Over the past year, members of the Portland State University Art and Social Practice Program have been asking ourselves what a Social Practice Journal might look like. In a field that is already so expansive and interdisciplinary, how do we corral together a group of contributions with some coherence? What are the topics relevant to socially engaged artists? What type of writing is lacking in the field of social practice, both locally and more broadly? Beginning with these questions, various models were tried out finally ending in the publication you see today.

The Social Forms of Art Journal is a bi-annual publication focusing on creating thematic issues related to socially engaged art. Our approach is to offer a multitude of perspectives on a given theme, pulling in contributions from not only artists, but people across disciplines. Each issue serves as a sort reader, or conceptual lookbook, that draws together writing not just about socially engaged art, but relevant to socially engaged artists as a way of orienting oneself in a given theme.

Each Summer issue of the Journal is published in conjunction with Assembly, a sprawling, weekend-long conference that the Social Practice program holds at various locations in Portland, Oregon. For the 2018 iteration, we have chosen to look at civic institutions and have planned events at Portland City Hall, the Multnomah County Central Library, and Portland State University. Our inaugural issue of SoFA reflects the theme of civics as well. Essays and writings look at a diverse range of perspectives on civics and civic engagement, questioning access, voter rights, power and transparency. Contributors include artists, educators, prisoners, activists, and social workers.

In “Who’s Got the Power?,” artist Chris Cloud reflects on his day shadowing the mayor of a small city. By going to a baseball game and walking the streets, Cloud gains insight into how power is wielded, especially when the mayor’s only nominal power is to forgive parking tickets. Ben Hall, in “Erase, No Place For Us,” outlines the ways in which ex-convicts are disenfranchised within civic society, lacking the right to vote in many states. In “On Systems That Don’t Work for Us,” Lauren Moran talks with DB Amorin and Rachel Mulder about working within the field of developmental disabilities, and the many challenges it poses to people across the spectrum of ability. Their ongoing project Public Annex works not so much within this system, as proposes a new one, based on care, access, and a common interest in art.

Artist Roz Crews reflects on learning and poignant classroom moments in “Learning to Participate,” crystallizing an approach to pedagogy that encourages engagement and public participation. John Paul Young contributes two poems and a short essay about the erasure of homelessness in the United States, based on decades spent as a self described hobo. Homelessness, according to Young, is an experience of being stuck in the present, for fear of the future. Shoshana Gugenheim Kedem interviews artist Beth Grossman about her socially engaged projects related to civics, including Seats of Power, where she documented the seated butts of city council members in Brisbane, CA. History teacher Gerald Scrutchions writes in “Justice in History” about the need to re-evaluate the narratives we teach our children, based on his experience teaching middle school history. And finally, artist Lenka Clayton shares a list of questions she asks herself about her own practice as part of 20 Questions, an ongoing series where we ask artists to share a list of questions that they might ask themselves about their own creative practice.

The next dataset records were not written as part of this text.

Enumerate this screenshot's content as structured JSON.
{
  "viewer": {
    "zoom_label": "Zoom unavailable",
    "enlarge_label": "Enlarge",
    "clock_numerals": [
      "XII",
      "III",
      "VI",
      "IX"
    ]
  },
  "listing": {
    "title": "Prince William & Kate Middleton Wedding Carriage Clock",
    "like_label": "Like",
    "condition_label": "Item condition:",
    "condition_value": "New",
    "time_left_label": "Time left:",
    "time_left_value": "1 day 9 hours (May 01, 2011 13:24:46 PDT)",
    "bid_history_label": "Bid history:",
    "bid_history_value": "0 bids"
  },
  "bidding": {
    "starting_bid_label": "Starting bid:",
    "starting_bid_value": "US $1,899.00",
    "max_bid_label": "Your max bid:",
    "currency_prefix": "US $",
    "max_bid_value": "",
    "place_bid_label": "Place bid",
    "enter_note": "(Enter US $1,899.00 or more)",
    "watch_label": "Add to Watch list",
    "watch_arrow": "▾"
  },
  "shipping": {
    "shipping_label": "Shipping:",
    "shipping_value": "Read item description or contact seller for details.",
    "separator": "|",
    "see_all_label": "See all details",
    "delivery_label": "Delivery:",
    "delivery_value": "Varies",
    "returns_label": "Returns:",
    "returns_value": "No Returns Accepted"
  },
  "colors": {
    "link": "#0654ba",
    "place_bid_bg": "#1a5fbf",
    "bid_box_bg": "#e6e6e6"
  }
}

One of the central questions permeating this issue is who is allowed to participate? This question is about not only how we engage with government and citizenry, but also about how we create (or fail to create) a sense of community and belonging. It is a question at the heart of Social Practice, as artists engage, create, subvert, and interrogate the relationships that define our social spaces.

We hope you enjoy this first issue and look forward to the next,
SoFA Editorial Board

The SoFA Journal is made possible by the dedicated efforts of the SoFA Editorial Board and through contributions by members of the PSU Art and Social Practice Program, community members, and many other willing individuals.

Editors: Spencer Byrne-Seres, Kimberly Sutherland, Eric John Olson

Graphic Design: Kimberly Sutherland

Web Design: Eric John Olson

The Social Forms of Art (SoFA) Journal is a publication dedicated to supporting, documenting and contextualising social forms of art and its related fields and disciplines. Each issue of the Journal takes an eclectic look at the ways in which artists are engaging with communities, institutions and the public. The Journal supports and discusses projects that offer critique, commentary and context for a field that is active and expanding.

Created within the Portland State University Art & Social Practice Masters In Fine Arts. Program, SoFA Journal is now fully online.

Conversations on Everything is an expanding collection of interviews produced as part of SoFA Journal. Through the potent format of casual interviews as artistic research, insight is harvested from artists, curators, people of other fields and everyday humans. These conversations study social forms of art as a field that lives between and within both art and life.

SoFA Journal
c/o PSU Art & Social Practice
PO Box 751
Portland, OR 97207